Perhaps in the case of Christopher Hitchens, a very outspoken atheist who held no punches when it came to debating the existence of a god and/or an afterlife, there is an odd curiosity of what it must be like to come face to face with death, unwavering and unrepentant. His fellow atheists, whether they liked him or not, might recognize this one aspect of his outlook on life and death with some respect, perhaps awe. Theists on the other hand, especially the more fundamental ones, might have a harder time wrapping their heads around this.

Of the many misconceptions widely held about atheists, the idea that we actually believe in a god but simply refuse to acknowledge it somehow, seems to be one of the most common. So when someone like Christopher Hitchens dies with no remorseful last-minute conversion, the theist might conclude one of two things:
  • He honestly did not believe that there was a god or an afterlife. - For the theist to acknowledge that Mr. Hitchens’ disbelief was truly held through to the very end could mean that there is the slightest chance that he might have been right. Such a concept seems to be one of the scariest for a stalwart theist to imagine.
  • Or he was simply too stubborn and prideful; refusing to believe what was “obvious.” - This allows the theist to continue feeling secure in his or her beliefs without having to address any doubts. Thus the theist, depending upon the flavor of religious faith, concludes that Mr. Hitchens is burning in Hell or just eternally separated from God or is truly dead with no chance of experiencing an afterlife, and all is right with the world.
No, the words aren’t for the late Christopher Hitchens, they’re for us, and they help each of us to describe how we are dealing with this “empty spot” that has been left behind. Whether we agree with each other or not; whether we are theist or atheist; whether we liked the man or not, all of these words paint a tapestry of how his life influenced the world around him. So, if we all felt the same, it would be a pretty boring tapestry, wouldn’t it?

Saturday, September 3, 2011

On Faith and Killing in the Name of Faith

I wonder sometimes, if there was no religion, would the hairless apes of Planet Earth simply latch onto some other ideal or philosophy that they would be willing to kill for? Someone once told me that faith was the culprit in clashes like this one rather than belief in a god or a religion.

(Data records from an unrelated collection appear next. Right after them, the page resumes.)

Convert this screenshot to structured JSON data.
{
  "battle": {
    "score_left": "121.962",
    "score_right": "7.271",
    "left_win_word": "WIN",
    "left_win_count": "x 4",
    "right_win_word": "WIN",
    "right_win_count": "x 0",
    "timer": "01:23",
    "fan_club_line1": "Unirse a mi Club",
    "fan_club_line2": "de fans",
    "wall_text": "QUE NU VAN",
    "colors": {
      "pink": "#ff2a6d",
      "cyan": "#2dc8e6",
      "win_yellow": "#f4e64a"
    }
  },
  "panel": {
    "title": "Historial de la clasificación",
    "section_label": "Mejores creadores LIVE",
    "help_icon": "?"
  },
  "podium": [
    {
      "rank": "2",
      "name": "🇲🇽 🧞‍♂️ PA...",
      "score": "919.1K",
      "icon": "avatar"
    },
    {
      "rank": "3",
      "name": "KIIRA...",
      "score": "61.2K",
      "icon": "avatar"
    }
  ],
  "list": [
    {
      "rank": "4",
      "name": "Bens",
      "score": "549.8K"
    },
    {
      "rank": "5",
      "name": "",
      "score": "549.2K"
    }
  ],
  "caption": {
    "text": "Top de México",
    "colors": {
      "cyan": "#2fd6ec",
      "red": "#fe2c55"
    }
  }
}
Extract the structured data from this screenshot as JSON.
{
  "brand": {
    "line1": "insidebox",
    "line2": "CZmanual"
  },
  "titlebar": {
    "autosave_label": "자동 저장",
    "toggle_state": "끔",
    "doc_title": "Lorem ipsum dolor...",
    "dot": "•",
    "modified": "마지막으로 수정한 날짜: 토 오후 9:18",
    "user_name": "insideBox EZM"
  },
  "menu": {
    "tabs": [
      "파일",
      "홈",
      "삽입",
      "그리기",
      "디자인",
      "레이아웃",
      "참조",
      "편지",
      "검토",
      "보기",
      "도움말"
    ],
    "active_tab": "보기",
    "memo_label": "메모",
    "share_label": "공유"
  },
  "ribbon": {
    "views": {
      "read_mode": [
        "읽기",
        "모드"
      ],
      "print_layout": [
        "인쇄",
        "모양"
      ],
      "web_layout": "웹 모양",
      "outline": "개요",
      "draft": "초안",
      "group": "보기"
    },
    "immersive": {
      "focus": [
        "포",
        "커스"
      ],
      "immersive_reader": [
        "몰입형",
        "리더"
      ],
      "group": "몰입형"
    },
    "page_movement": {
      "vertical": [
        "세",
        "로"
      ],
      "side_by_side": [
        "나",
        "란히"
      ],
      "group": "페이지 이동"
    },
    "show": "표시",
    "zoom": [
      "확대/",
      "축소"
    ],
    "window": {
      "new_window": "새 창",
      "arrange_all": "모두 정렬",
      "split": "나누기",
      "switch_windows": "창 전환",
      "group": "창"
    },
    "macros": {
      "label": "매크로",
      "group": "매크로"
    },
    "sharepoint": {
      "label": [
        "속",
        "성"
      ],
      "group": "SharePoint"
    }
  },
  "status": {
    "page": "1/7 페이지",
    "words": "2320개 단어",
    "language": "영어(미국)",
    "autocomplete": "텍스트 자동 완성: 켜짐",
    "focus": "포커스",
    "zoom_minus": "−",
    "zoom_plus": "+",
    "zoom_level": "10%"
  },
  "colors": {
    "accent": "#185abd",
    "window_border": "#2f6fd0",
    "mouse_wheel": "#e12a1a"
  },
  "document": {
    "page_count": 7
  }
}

Faith can be placed in anything I suppose, whether it is a person, place, thing, idea, or philosophy. However, it seems to me that those who consider faith a moral virtue also attach the qualifier that it's only virtuous if it is in agreement with their own values. As long as the hairless apes on this planet hold to this way of thinking, I doubt seriously that any peace we might enjoy would ever last longer than a fleeting instant in our brief, tumultuous time here.